Last week I discussed the recent MIT Second Machine Age Conference, an event inspired by the best-selling book of the same title published earlier this year by MIT’s Erik Brynjolffson and Andy McAfee. In his closing keynote, McAfee shared with us what to me was a rather surprising paradox: Entrepreneurship has never been easier, but entrepreneurship is on the decline. He showed us data from a July article by the Brookings Institution: in 1992, 23% of all firms were 16 year or older, and employed 60% of the private sector workforce; by 2011, such mature firms were 34% of the economy, and employed 72% of private sector workers. But, during the same period, firm share and employment declined for all other companies aged less than 16 years.
I was frankly not aware that entrepreneurship has been declining for years. To the contrary, I’ve viewed entrepreneurship as being closely associated with the transformative innovations all around us, and the core of Schumpeter’s 70 year old theory of creative destruction, according to which successful, mature companies that once revolutionized their industries are too slow to respond to the waves of startups now attacking them with innovative products and services.
Five years ago, The Economist published a special report on entrepreneurship. “Entrepreneurialism has become cool,” it said, and called it “An idea whose time has come.” The Economist concluded that “The rise of the entrepreneur, which has been gathering speed over the past 30 years, is not just about economics. It also reflects profound changes in attitudes to everything from individual careers to the social contract. It signals the birth of an entrepreneurial society.”
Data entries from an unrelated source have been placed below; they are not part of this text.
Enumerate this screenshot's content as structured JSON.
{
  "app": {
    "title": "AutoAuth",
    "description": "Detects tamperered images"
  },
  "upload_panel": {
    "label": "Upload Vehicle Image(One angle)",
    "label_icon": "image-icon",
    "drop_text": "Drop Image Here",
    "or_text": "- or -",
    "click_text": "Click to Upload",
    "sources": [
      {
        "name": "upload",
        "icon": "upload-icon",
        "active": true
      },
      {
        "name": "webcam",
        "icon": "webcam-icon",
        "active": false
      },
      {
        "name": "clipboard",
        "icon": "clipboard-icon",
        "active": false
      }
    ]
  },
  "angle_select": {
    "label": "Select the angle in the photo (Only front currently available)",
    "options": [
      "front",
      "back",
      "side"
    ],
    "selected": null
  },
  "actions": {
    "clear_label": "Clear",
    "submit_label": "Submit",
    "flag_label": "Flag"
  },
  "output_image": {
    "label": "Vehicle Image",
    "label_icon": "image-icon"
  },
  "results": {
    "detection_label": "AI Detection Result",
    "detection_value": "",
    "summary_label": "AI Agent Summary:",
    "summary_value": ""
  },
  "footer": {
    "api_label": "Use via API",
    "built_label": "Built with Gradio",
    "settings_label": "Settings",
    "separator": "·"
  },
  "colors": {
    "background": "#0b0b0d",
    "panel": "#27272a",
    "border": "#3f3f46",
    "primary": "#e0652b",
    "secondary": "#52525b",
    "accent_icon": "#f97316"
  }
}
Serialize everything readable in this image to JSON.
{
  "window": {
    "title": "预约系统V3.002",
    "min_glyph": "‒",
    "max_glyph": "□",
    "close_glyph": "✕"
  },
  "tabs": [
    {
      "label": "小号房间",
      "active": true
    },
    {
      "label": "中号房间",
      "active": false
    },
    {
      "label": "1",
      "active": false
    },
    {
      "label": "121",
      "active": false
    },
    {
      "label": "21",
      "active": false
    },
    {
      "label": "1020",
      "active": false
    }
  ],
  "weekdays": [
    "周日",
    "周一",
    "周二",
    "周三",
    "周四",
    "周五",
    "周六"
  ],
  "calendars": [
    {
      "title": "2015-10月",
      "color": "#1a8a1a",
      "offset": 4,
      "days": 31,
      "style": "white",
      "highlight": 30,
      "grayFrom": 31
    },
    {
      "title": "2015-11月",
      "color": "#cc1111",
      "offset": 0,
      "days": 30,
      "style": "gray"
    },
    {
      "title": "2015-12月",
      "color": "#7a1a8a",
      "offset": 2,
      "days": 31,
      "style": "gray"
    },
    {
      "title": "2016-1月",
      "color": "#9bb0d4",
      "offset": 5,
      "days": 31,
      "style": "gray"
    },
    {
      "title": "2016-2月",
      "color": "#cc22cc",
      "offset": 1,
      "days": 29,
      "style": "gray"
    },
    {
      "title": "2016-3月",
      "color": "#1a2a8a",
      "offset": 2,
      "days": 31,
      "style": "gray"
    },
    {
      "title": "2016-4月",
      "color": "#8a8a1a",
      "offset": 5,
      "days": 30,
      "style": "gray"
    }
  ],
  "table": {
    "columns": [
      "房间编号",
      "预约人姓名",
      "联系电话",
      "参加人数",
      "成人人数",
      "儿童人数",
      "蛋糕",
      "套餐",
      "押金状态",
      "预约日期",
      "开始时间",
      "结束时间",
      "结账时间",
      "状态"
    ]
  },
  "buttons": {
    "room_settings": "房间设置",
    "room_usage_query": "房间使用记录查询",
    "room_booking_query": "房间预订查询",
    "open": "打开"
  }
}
Moreover, as plenty of books and articles remind us, it’s never been easier to become an entrepreneur and start your own company. Digital technologies are inexpensive and ubiquitous, startups have access to all kind of cloud-based business services, and customers can now be easily reached and supported over mobile devices.